The ratio is very important to provide value to all participants so that they get value from their day.

Always get confirmation in writing ahead of time about who will own the images produced at the workshop.

I once attended a weeklong workshop in Santorini, Greece. The first morning of the workshop the photographer running things handed out forms to be signed, stipulating that he owned all images produced at the workshop and that attendees were embargoed from putting any images from the workshop into their portfolios or posting online. I did not see anything about this before booking the workshop.

The photographer putting on the workshop wanted to produce commercial work and pictures for magazine publication during the workshop; he didn't want attendees devaluing his stuff by putting out similar images.

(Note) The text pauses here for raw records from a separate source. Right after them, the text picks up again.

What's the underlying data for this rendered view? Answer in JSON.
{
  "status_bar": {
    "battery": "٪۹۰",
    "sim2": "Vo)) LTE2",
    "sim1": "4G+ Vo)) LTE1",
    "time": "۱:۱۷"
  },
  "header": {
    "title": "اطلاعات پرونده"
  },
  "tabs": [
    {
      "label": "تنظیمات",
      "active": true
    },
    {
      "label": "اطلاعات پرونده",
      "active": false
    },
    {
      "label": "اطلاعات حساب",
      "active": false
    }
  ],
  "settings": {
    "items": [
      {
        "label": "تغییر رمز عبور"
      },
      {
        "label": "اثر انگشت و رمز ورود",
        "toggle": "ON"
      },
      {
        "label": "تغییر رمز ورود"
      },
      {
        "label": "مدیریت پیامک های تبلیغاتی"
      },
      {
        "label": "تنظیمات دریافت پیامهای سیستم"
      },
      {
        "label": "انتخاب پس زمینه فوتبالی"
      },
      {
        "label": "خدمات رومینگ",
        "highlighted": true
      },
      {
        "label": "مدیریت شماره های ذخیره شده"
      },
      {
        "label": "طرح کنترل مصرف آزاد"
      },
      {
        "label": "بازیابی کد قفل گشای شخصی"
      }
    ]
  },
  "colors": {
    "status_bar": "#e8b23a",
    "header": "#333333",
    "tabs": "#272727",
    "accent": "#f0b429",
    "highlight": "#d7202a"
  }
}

That doesn't sound ethical. After all, he/she wasn't taking the pictures.

Totally doesn't sound ethical Pete. As I'm sure you are aware there are only a few instances when the actual photographer taking the photograph doesn't own the shot and that's not one of them. Sorry to hear that happened to you. Thanks for reading.

"I can't count the times I've been in Iceland and wished I could've afforded to hire an off-road 4x4 to visit hard-to-reach locations. With these types of tours, it's all included in the price."

On a visit to New Mexico last year, I thought I could just drive around and shoot unaided to my heart's content. Big mistake. Not knowing the terrain, local ordinances and such was limiting and couldn't get to where I really wanted to be. One of my stops offered guides. But, I hadn't budgeted for one. I'll know better next trip. A local guide is almost a must.

I know the feeling all too well Robert. Got to admit I'm back in Iceland again in April and still, unfortunately, can't afford the 4x4 but we have coordinated it so that we can reach certain places we haven't in the past. Local guides are definitely the best though. Thanks for reading.

I've participated in many landscape workshops of varying lengths and size. The only two negative experiences I've had is where an experienced workshop photographer brought the class to a brand new location and it was bust and in another workshop a participant, an Emmy award winning cinematographer (which he announced several times), was an absolute unlikeable irritant the entire workshop..

Scouting beforehand for a new location is a must in these instances I'm sure you'll agree. You need to know the best vantage points to allow the participants to get the best value. As for the people in the workshops, well, everybody is different. Thanks for reading

I have had some great and not so great workshop experiences. One of the key things to understand is whether the instructor is there to help photographers improve their skills, ie teach more shoot less , or are they there to largely just bring you to a location and then shoot alongside you to enhance their own portfolios. I am not saying one is better or worse but knowing what you signed up for is important in managing your expectations and ultimate enjoyment.

A good point Lance. I know for myself I only tend to shoot after the participants have had their fill of a location and that's simply for the editing demonstration via zoom afterward, as I only do 1-day workshops. People are paying for your time and instruction so you have to value that for them. In saying that though if the light turns spectacular I will set up and shoot alongside. Thanks for reading.